INPUT MATERIAL ::
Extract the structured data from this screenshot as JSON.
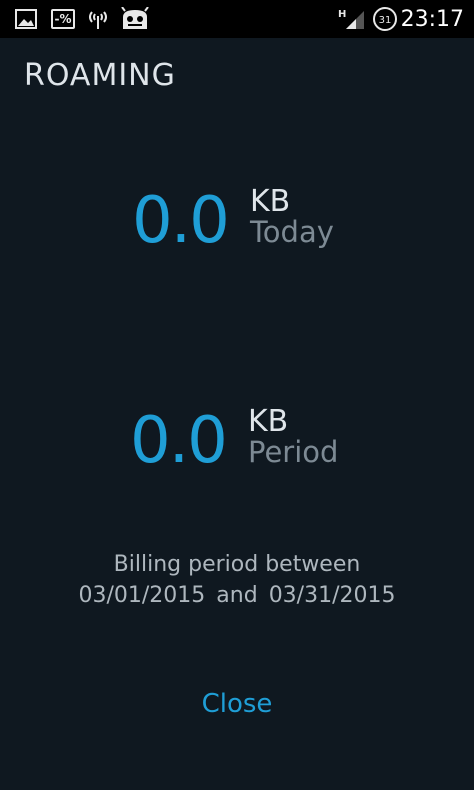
{
  "status_bar": {
    "time": "23:17",
    "network_type": "H",
    "calendar_day": "31",
    "percent_badge": "-%",
    "icons": [
      "gallery-icon",
      "percent-icon",
      "wireless-signal-icon",
      "cyanogenmod-icon",
      "mobile-signal-icon",
      "calendar-icon"
    ]
  },
  "screen": {
    "title": "ROAMING",
    "today": {
      "value": "0.0",
      "unit": "KB",
      "label": "Today"
    },
    "period": {
      "value": "0.0",
      "unit": "KB",
      "label": "Period"
    },
    "billing": {
      "line1": "Billing period between",
      "start": "03/01/2015",
      "connector": "and",
      "end": "03/31/2015"
    },
    "close_label": "Close"
  },
  "colors": {
    "background": "#0f1820",
    "accent": "#1f9ed6",
    "muted": "#7d8a94"
  }
}
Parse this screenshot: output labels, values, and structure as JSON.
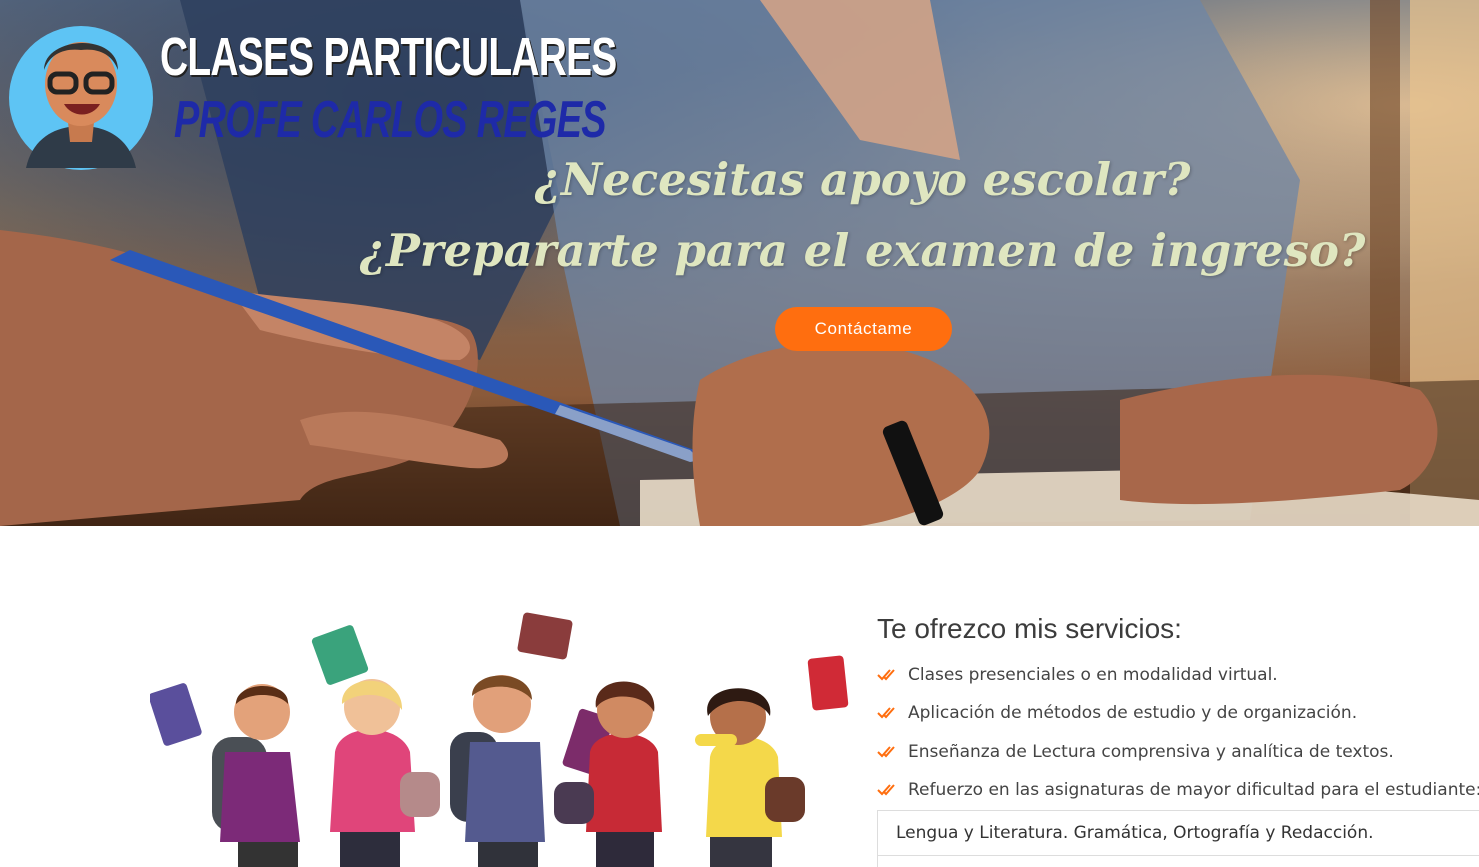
{
  "logo": {
    "line1": "CLASES PARTICULARES",
    "line2": "PROFE CARLOS REGES",
    "avatar_icon": "teacher-avatar-icon"
  },
  "hero": {
    "headline_1": "¿Necesitas apoyo escolar?",
    "headline_2": "¿Prepararte para el examen de ingreso?",
    "cta_label": "Contáctame"
  },
  "services": {
    "title": "Te ofrezco mis servicios:",
    "check_icon": "double-check-icon",
    "items": [
      "Clases presenciales o en modalidad virtual.",
      "Aplicación de métodos de estudio y de organización.",
      "Enseñanza de Lectura comprensiva y analítica de textos.",
      "Refuerzo en las asignaturas de mayor dificultad para el estudiante:"
    ],
    "subjects": [
      "Lengua y Literatura. Gramática, Ortografía y Redacción."
    ]
  },
  "colors": {
    "accent": "#ff6e0f",
    "headline": "#dfe6c0",
    "logo_blue": "#1e2aa8"
  }
}
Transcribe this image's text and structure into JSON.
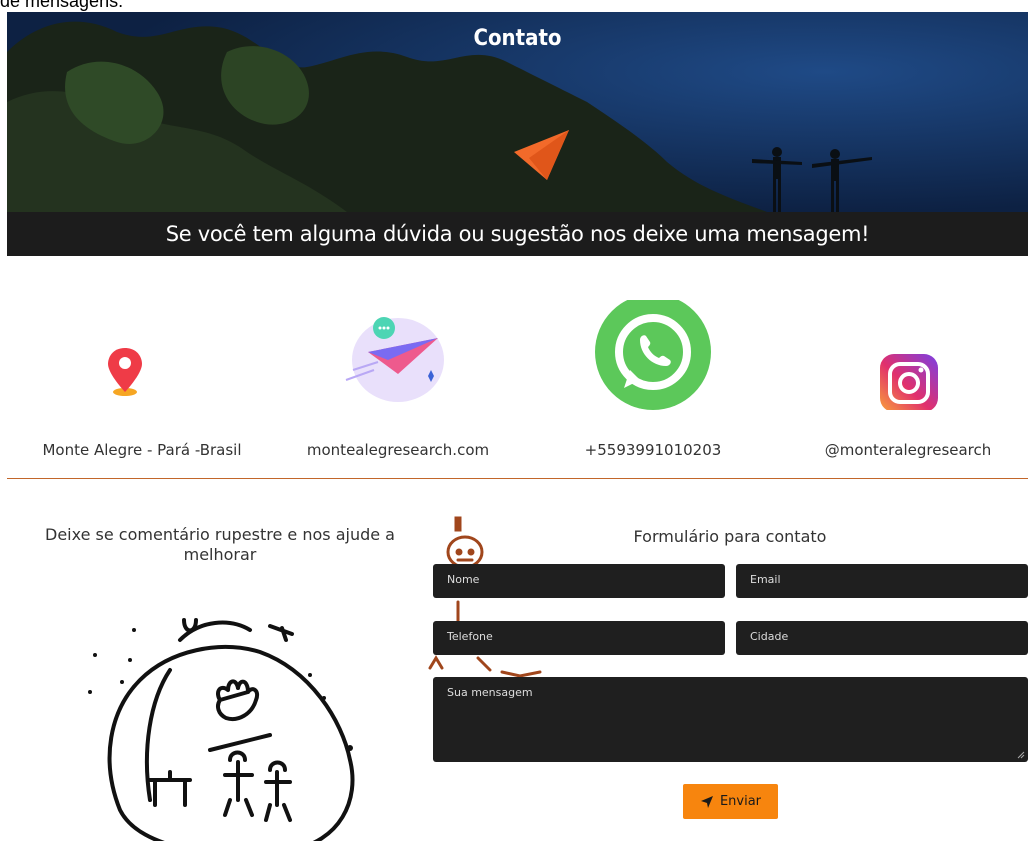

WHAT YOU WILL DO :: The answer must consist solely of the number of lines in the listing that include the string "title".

SOLUTION TO THE EXERCISE :: 2